CDA Buying Advice – Hobs
Gas, electric and ceramic buying guides
Electric hob buying guide
Electric hobs cover a range of styles and models that include the traditional solid plate styles, ceramic designs as well as the latest in induction technology. From the way that the coils are powered by electricity, this style of hob will not be as responsive as gas when it comes to temperature control, however the zones will heat up quickly and be easy to clean after use.
There is also the added benefit of residual heat indicators that glow red after the hob has been used, alerting the cook that the cooking zones are still hot and not safe to touch.

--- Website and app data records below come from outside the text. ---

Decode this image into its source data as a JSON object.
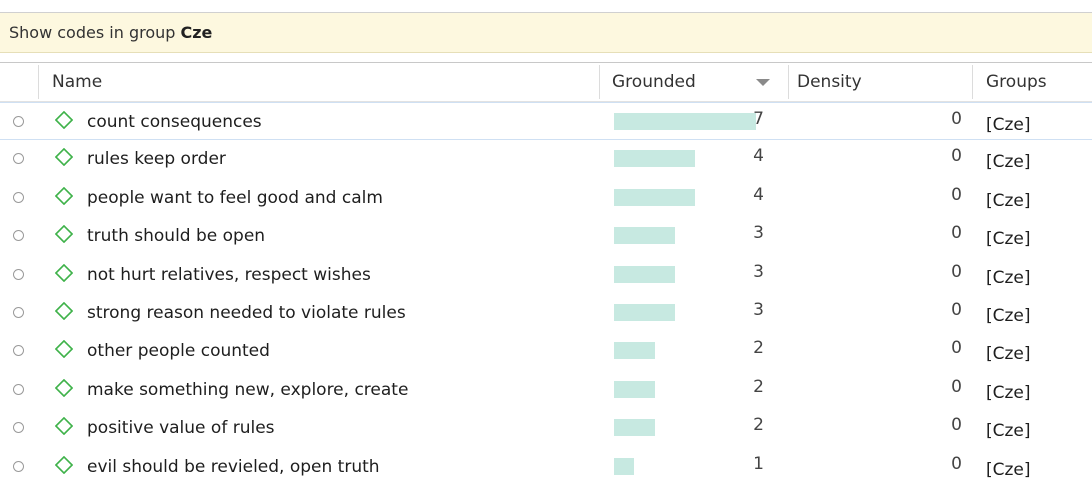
{
  "filter": {
    "prefix": "Show codes in group ",
    "group": "Cze"
  },
  "columns": {
    "name": "Name",
    "grounded": "Grounded",
    "density": "Density",
    "groups": "Groups"
  },
  "colors": {
    "bar": "#c7e9e1",
    "code_icon": "#3fb24a",
    "banner": "#fdf8df"
  },
  "rows": [
    {
      "name": "count consequences",
      "grounded": 7,
      "density": 0,
      "groups": "[Cze]"
    },
    {
      "name": "rules keep order",
      "grounded": 4,
      "density": 0,
      "groups": "[Cze]"
    },
    {
      "name": "people want to feel good and calm",
      "grounded": 4,
      "density": 0,
      "groups": "[Cze]"
    },
    {
      "name": "truth should be open",
      "grounded": 3,
      "density": 0,
      "groups": "[Cze]"
    },
    {
      "name": "not hurt relatives, respect wishes",
      "grounded": 3,
      "density": 0,
      "groups": "[Cze]"
    },
    {
      "name": "strong reason needed to violate rules",
      "grounded": 3,
      "density": 0,
      "groups": "[Cze]"
    },
    {
      "name": "other people counted",
      "grounded": 2,
      "density": 0,
      "groups": "[Cze]"
    },
    {
      "name": "make something new, explore, create",
      "grounded": 2,
      "density": 0,
      "groups": "[Cze]"
    },
    {
      "name": "positive value of rules",
      "grounded": 2,
      "density": 0,
      "groups": "[Cze]"
    },
    {
      "name": "evil should be revieled, open truth",
      "grounded": 1,
      "density": 0,
      "groups": "[Cze]"
    }
  ]
}
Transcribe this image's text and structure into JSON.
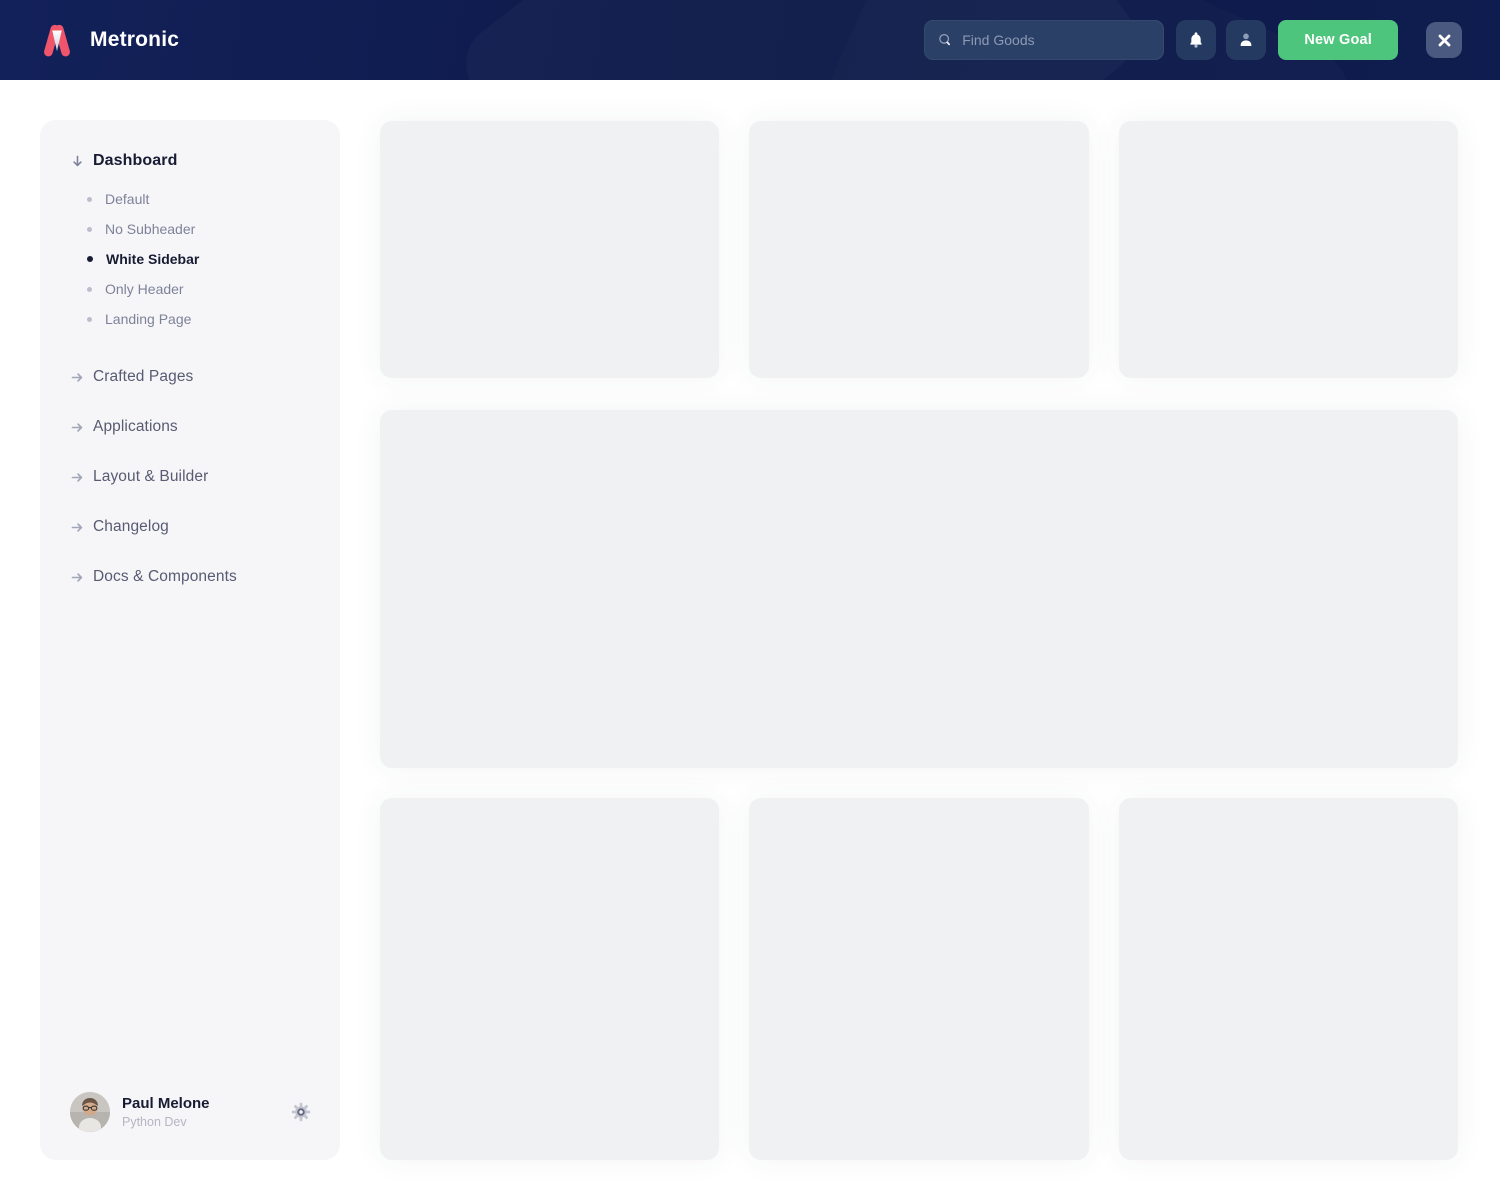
{
  "header": {
    "brand": "Metronic",
    "search": {
      "placeholder": "Find Goods"
    },
    "new_goal_label": "New Goal",
    "icons": [
      "magnifier-icon",
      "bell-icon",
      "person-icon",
      "close-x-icon"
    ]
  },
  "sidebar": {
    "dashboard": {
      "label": "Dashboard",
      "expanded": true,
      "children": [
        {
          "label": "Default",
          "active": false
        },
        {
          "label": "No Subheader",
          "active": false
        },
        {
          "label": "White Sidebar",
          "active": true
        },
        {
          "label": "Only Header",
          "active": false
        },
        {
          "label": "Landing Page",
          "active": false
        }
      ]
    },
    "sections": [
      {
        "label": "Crafted Pages"
      },
      {
        "label": "Applications"
      },
      {
        "label": "Layout & Builder"
      },
      {
        "label": "Changelog"
      },
      {
        "label": "Docs & Components"
      }
    ],
    "user": {
      "name": "Paul Melone",
      "role": "Python Dev"
    }
  },
  "main": {
    "placeholder_cards": {
      "top_row": 3,
      "featured_wide": 1,
      "bottom_row": 3
    }
  },
  "colors": {
    "header_navy": "#0d1947",
    "accent_green": "#4ec57d",
    "brand_red": "#f1556c",
    "sidebar_bg": "#f6f6f9",
    "card_gray": "#f0f1f3",
    "text_dark": "#181c32",
    "text_muted": "#7e8299"
  }
}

With electric hobs, there is the option of purchasing a model with one or more dual zones that operate in two size options, allowing you to use different pan shapes and sizes on the hob. This has both the effect of saving money by using only a small cooking zone when you are using a small pan or accommodating large pans for batch cooking or special occasions.
It is worth noting that electric hobs also come with a range of safety features, starting with residual heat indicators, heat & time limiters and extending right up to intelligent overflow protection and small object detection on the most advanced models.
Solid plate hob
The solid plate electric hob is not the quickest off the mark, however it is affordable, easy to clean and allows the cook to multitask as it cooks steadily. Always make sure that you use flat bottomed pans with this model to allow the heat to transfer as effectively as possible.
Opting for a ceramic model is a good option for those wanting to avoid exposed flames in the kitchen. There are also additional safety features like ‘child locks’ and ‘residual heat indicators’ that add to the safety of this cooking style. Undoubtedly, a ceramic hob is the easiest style to keep clean (along with induction) and the smooth surface allows maximum heat transference for rapid heat up times. This type of hob is available in either a rotary control knob or touch control style.
Induction hobs offer the speed of gas with the practical safety of ceramic. Super-fast, easy to clean and energy efficient, they offer the best of both worlds. The main consideration when purchasing an induction hob is the pans that you use. You have to ensure that they are magnetic (test the bases with a fridge magnet) in order for the technology to work.
Health and safety: Pacemakers
Due to the electromagnetic field created by an induction hob, pacemaker wearers should keep a distance of at least 60cm or 2ft from the appliance as it may interfere with your settings.
Gas hob buying guide
As well as being the most commonly found hob in homes around the UK, gas hobs are also the clear choice for professionals. The combination of instant heat, precise temperature adjustment and a sturdy cooking surface make them a staple in many of our homes.
With gas, you are able to see the flame and so there is little chance of you accidentally placing something directly onto the heat source unless you mean to. In addition, if there are any problems with a pan boiling over or something burning, the heat can be turned off immediately without the need to remove the pan from the hob completely.
Gas hobs are not considered the most energy efficient type of cooking appliance when compared with their electric counterparts. However, due to the controllability of the flame, you are able to adjust the power to suit the pan size you are using and thereby waste less energy.
Although gas hobs do not benefit from the easy clean glass surface of a ceramic or induction model, the pan supports are easy removed for cleaning and the enamel supports are even dish-washable.
Gas hobs are affordable, practical and easy to use with quick heat up and cool down times. Some users may find them a little fiddly to clean when removing pan supports, burner caps etc. but this should not put you off if you are looking for a professional finish to your kitchen. Take into account the size of pans that you regularly use as this will have an impact on the burner sizes that you opt for. Many of our models now offer an extra-large wok burner for maximum power output.
Without doubt, the induction hob is by far the most efficient. Using induction technology it only uses the energy required to heat up the pan and not the whole zone. With correctly adjusted flame sizes, the gas hob is next on the list of efficient hob types. However, used incorrectly with a full power flame blasting heat around the edges of the pan will waste a lot of energy and hot air. Ceramics are next on the efficiency scale with power used to heat up the whole zone. Finally, the solid plate hob with thick cooking plates to heat up is the least energy efficient.
To install an electric hob, please always use a qualified electrician to ensure that it connected up properly and is completely safe to use.
Similarly, with gas hobs we recommend your appliance is only installed by a registered Gas Safe fitter.
Undoubtedly the induction hob is the fastest to bring a pan to the boil, with gas a close second. The ceramic and then solid plate hobs are the slowest to heat up and least responsive to cool down when things boil over. The temperature on an induction hob can be adjusted almost as quickly as on a gas hob to reduce a boil to a simmer but gas is certainly the fastest to cool down overall.